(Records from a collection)
* * * *

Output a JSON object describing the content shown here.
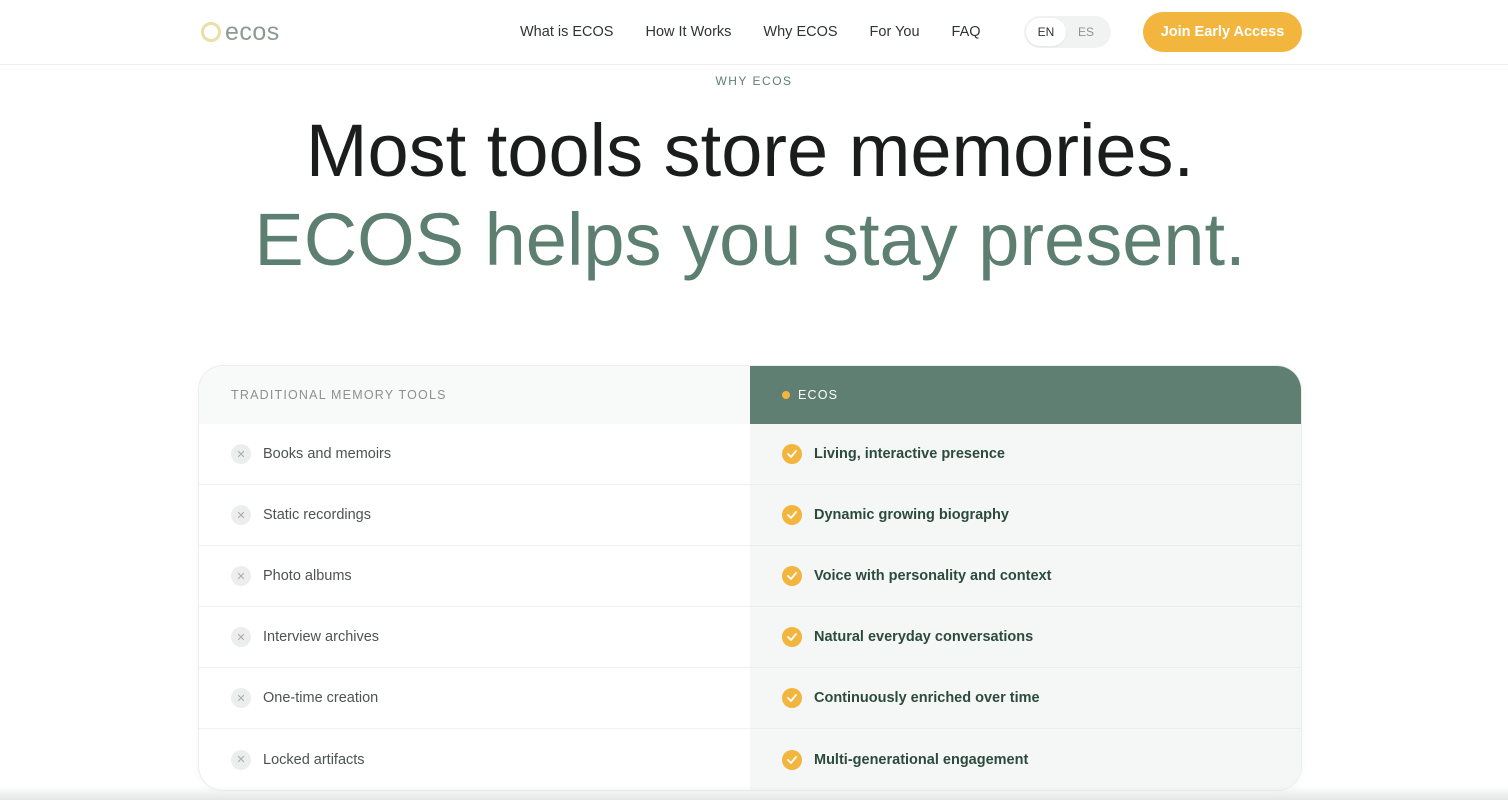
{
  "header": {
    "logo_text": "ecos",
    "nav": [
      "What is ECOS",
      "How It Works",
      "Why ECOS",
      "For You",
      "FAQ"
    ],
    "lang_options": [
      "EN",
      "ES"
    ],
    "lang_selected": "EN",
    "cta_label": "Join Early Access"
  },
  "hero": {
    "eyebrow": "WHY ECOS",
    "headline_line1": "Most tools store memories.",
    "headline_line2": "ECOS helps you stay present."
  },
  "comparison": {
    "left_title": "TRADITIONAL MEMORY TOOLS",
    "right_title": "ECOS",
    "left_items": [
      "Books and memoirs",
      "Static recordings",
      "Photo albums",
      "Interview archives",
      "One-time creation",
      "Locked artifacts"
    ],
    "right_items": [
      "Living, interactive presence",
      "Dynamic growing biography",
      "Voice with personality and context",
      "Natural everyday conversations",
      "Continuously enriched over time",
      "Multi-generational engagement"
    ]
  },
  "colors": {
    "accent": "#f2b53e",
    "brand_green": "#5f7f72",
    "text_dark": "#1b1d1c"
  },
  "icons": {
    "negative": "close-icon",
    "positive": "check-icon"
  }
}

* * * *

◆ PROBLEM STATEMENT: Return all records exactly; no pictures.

◆ WRITTEN REPLY:
Output a JSON object describing the content shown here.
{
  "header": {
    "logo_text": "ecos",
    "nav": [
      "What is ECOS",
      "How It Works",
      "Why ECOS",
      "For You",
      "FAQ"
    ],
    "lang_options": [
      "EN",
      "ES"
    ],
    "lang_selected": "EN",
    "cta_label": "Join Early Access"
  },
  "hero": {
    "eyebrow": "WHY ECOS",
    "headline_line1": "Most tools store memories.",
    "headline_line2": "ECOS helps you stay present."
  },
  "comparison": {
    "left_title": "TRADITIONAL MEMORY TOOLS",
    "right_title": "ECOS",
    "left_items": [
      "Books and memoirs",
      "Static recordings",
      "Photo albums",
      "Interview archives",
      "One-time creation",
      "Locked artifacts"
    ],
    "right_items": [
      "Living, interactive presence",
      "Dynamic growing biography",
      "Voice with personality and context",
      "Natural everyday conversations",
      "Continuously enriched over time",
      "Multi-generational engagement"
    ]
  },
  "colors": {
    "accent": "#f2b53e",
    "brand_green": "#5f7f72",
    "text_dark": "#1b1d1c"
  },
  "icons": {
    "negative": "close-icon",
    "positive": "check-icon"
  }
}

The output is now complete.